"As soon as the game ended, a section of APOEL fans started throwing objects at the Turkish team," the police spokesman told the Cyprus News Agency.
"The Turkish basketball players were escorted to the dressing room without anyone being injured," Katsounotos said.
"At the same time a group of APOEL fans tried to enter the players' locker room but were prevented from doing so."
Following the attack on the players some 500 fans turned their attention on the police throwing rocks at them and trashing the stadium.
Tear gas was used to restore order, police said.
Police vehicles ferrying reinforcements to the stadium were also pelted with stones.
Five officers received hospital treatment for minor cuts and wounds after the trouble.
The Karsiyaka coach told Turkish Cypriot reporters that he had been "very frightened because they really wanted to kill us".
"Around 1,000 spectators poured on to the court and we were chased right into the dressing rooms with batons, clubs and stones," Demir said.
"They also threw tear-gas canisters.

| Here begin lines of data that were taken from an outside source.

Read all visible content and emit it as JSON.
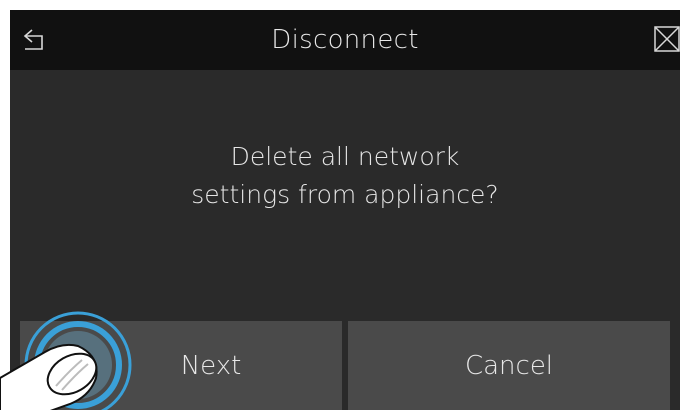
{
  "header": {
    "title": "Disconnect",
    "back_icon": "back-arrow-icon",
    "close_icon": "close-box-icon"
  },
  "dialog": {
    "message_line1": "Delete all network",
    "message_line2": "settings from appliance?"
  },
  "buttons": {
    "next_label": "Next",
    "cancel_label": "Cancel"
  },
  "colors": {
    "screen_bg": "#2a2a2a",
    "header_bg": "#111111",
    "button_bg": "#4a4a4a",
    "text": "#e8e8e8",
    "touch_ring": "#3aa0d8"
  }
}
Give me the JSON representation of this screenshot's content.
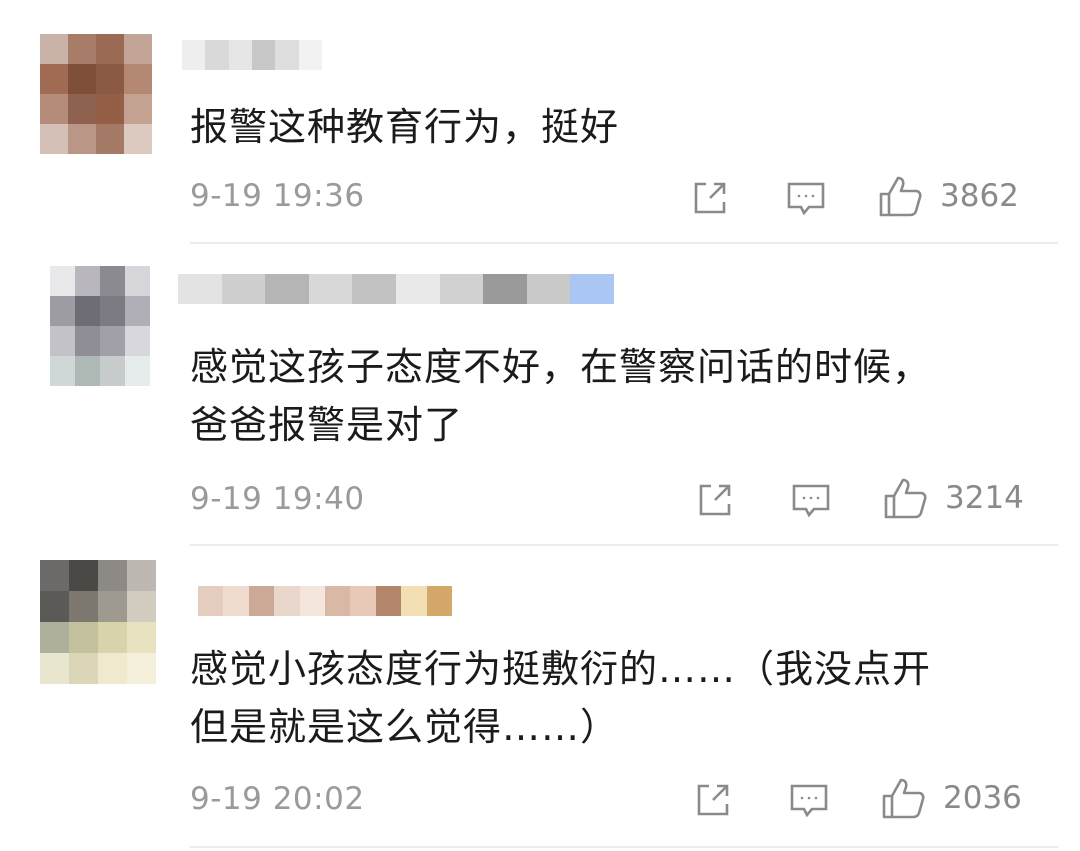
{
  "comments": [
    {
      "text": "报警这种教育行为，挺好",
      "time": "9-19 19:36",
      "likes": "3862",
      "avatar": [
        "#c9b2a8",
        "#a87c69",
        "#9b6a55",
        "#c3a597",
        "#a06b52",
        "#7f4f39",
        "#8b5a44",
        "#b48872",
        "#b58c7a",
        "#8f624f",
        "#955f47",
        "#c4a292",
        "#d4c0b6",
        "#b99685",
        "#a47a66",
        "#dcc9bf"
      ],
      "name": [
        "#eeeeee",
        "#d9d9d9",
        "#e6e6e6",
        "#c8c8c8",
        "#dedede",
        "#f2f2f2"
      ]
    },
    {
      "text": "感觉这孩子态度不好，在警察问话的时候，\n爸爸报警是对了",
      "time": "9-19 19:40",
      "likes": "3214",
      "avatar": [
        "#e9e9ec",
        "#b9b7bd",
        "#8b8a90",
        "#d7d6db",
        "#9d9ca3",
        "#6e6c74",
        "#7c7a82",
        "#b0aeb6",
        "#c4c2c9",
        "#8f8d96",
        "#a19fa7",
        "#d9d7de",
        "#cfd8d6",
        "#aeb9b6",
        "#c7cbcc",
        "#e6eceb"
      ],
      "name": [
        "#e3e3e3",
        "#cfcfcf",
        "#b5b5b5",
        "#d8d8d8",
        "#c2c2c2",
        "#e9e9e9",
        "#d1d1d1",
        "#9a9a9a",
        "#c9c9c9",
        "#a9c7f2"
      ]
    },
    {
      "text": "感觉小孩态度行为挺敷衍的……（我没点开\n但是就是这么觉得……）",
      "time": "9-19 20:02",
      "likes": "2036",
      "avatar": [
        "#6b6a68",
        "#4a4946",
        "#8d8a85",
        "#bdb9b2",
        "#5c5a56",
        "#7c786f",
        "#9e9a8f",
        "#d1ccbf",
        "#aeb09c",
        "#c4c19f",
        "#d8d3ab",
        "#e7e2c0",
        "#e9e6cf",
        "#dcd6b8",
        "#efe9cd",
        "#f4f0dc"
      ],
      "name": [
        "#e4cdbf",
        "#f0dbcf",
        "#cba996",
        "#ead7cc",
        "#f5e6dd",
        "#d9b8a5",
        "#e8c9b8",
        "#b3866b",
        "#f2dfb3",
        "#d4a868"
      ]
    }
  ],
  "icons": {
    "share": "share-icon",
    "reply": "comment-icon",
    "like": "thumbs-up-icon"
  }
}
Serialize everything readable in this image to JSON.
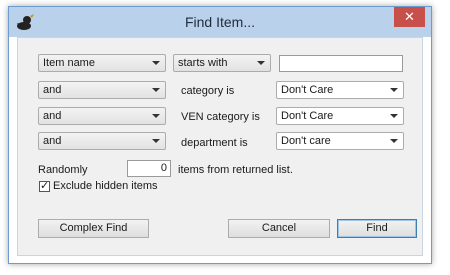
{
  "window": {
    "title": "Find Item...",
    "close_label": "✕"
  },
  "row1": {
    "field_select": "Item name",
    "operator_select": "starts with",
    "search_value": ""
  },
  "row2": {
    "conj": "and",
    "label": "category is",
    "value": "Don't Care"
  },
  "row3": {
    "conj": "and",
    "label": "VEN category is",
    "value": "Don't Care"
  },
  "row4": {
    "conj": "and",
    "label": "department is",
    "value": "Don't care"
  },
  "random": {
    "label": "Randomly",
    "count": "0",
    "suffix": "items from returned list."
  },
  "exclude_hidden": {
    "label": "Exclude hidden items",
    "checked": true
  },
  "buttons": {
    "complex_find": "Complex Find",
    "cancel": "Cancel",
    "find": "Find"
  }
}
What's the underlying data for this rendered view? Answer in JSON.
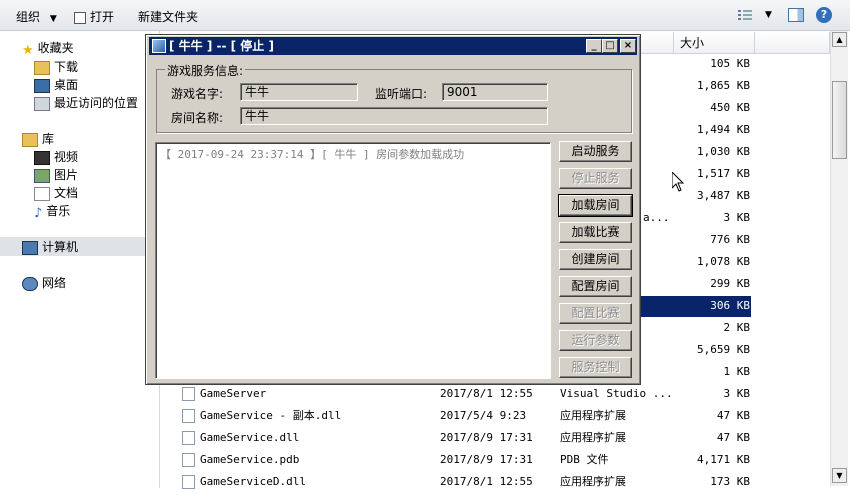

The police were completely overwhelmed."
Turkey's ambassador to the breakaway north of Cyprus, Kaya Turkmen, lodged a formal complaint with the UN peacekeeping force on the island demanding measures to guarantee the security of the Karsiyaka players.
Sporting contact between Turkish and Greek Cypriot teams is infrequent as Turkey has no relations with the island's internationally recognised Greek Cypriot government, instead extending recognition to the breakaway Turkish Cypriot authorities in the north.
The island has been divided since 1974 when Turkish troops occupied its northern third in response to an Athens-backed Greek Cypriot coup seeking union with Greece.
APOEL ultras have a reputation for causing trouble, especially among the club's hard core of nationalist sympathisers.
On the handful of occasions teams from the two countries have met to play football, basketball or handball, there has been no violence on this scale.
However, Cyprus has suffered a perennial hooligan problem with fighting and vandalism almost commonplace at sporting arenas, even at volleyball fixtures.
The Greek Cypriot club won Tuesday night's game 82-80 but failed to progress in the competition.